**** Supplied material ****
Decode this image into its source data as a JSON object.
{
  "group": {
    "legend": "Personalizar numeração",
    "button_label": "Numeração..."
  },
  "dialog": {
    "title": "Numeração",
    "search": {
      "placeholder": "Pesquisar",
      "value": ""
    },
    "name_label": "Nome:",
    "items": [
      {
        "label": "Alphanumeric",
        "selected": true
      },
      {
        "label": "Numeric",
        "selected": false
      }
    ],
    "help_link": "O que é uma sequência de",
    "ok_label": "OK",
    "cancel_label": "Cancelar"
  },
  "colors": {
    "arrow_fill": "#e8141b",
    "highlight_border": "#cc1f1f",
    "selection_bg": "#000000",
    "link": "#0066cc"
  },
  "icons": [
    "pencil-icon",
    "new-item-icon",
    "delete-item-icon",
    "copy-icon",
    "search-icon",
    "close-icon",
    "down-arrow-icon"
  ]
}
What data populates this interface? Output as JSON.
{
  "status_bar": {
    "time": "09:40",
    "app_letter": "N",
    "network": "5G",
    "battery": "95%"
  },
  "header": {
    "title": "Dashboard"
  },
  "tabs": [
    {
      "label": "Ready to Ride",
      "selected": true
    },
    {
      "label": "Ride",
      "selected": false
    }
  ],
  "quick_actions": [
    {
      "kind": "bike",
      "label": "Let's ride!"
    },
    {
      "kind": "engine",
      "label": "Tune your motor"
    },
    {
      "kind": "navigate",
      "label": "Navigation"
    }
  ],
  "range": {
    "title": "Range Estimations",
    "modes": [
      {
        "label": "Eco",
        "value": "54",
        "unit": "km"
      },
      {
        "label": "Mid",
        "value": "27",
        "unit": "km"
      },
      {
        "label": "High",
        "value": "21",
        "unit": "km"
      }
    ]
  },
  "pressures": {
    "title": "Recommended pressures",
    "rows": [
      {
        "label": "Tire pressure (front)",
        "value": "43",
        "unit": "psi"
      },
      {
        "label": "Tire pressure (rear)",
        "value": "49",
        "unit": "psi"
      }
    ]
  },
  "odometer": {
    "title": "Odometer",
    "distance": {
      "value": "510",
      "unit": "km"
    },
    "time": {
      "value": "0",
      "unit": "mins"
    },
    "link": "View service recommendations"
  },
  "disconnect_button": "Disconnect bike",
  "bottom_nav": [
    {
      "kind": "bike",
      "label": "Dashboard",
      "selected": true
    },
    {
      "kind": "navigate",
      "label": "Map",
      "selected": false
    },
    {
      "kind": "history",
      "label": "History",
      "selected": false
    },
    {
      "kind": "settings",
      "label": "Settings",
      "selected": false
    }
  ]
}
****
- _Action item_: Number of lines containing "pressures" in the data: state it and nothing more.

- _Solution to this exercise_: 2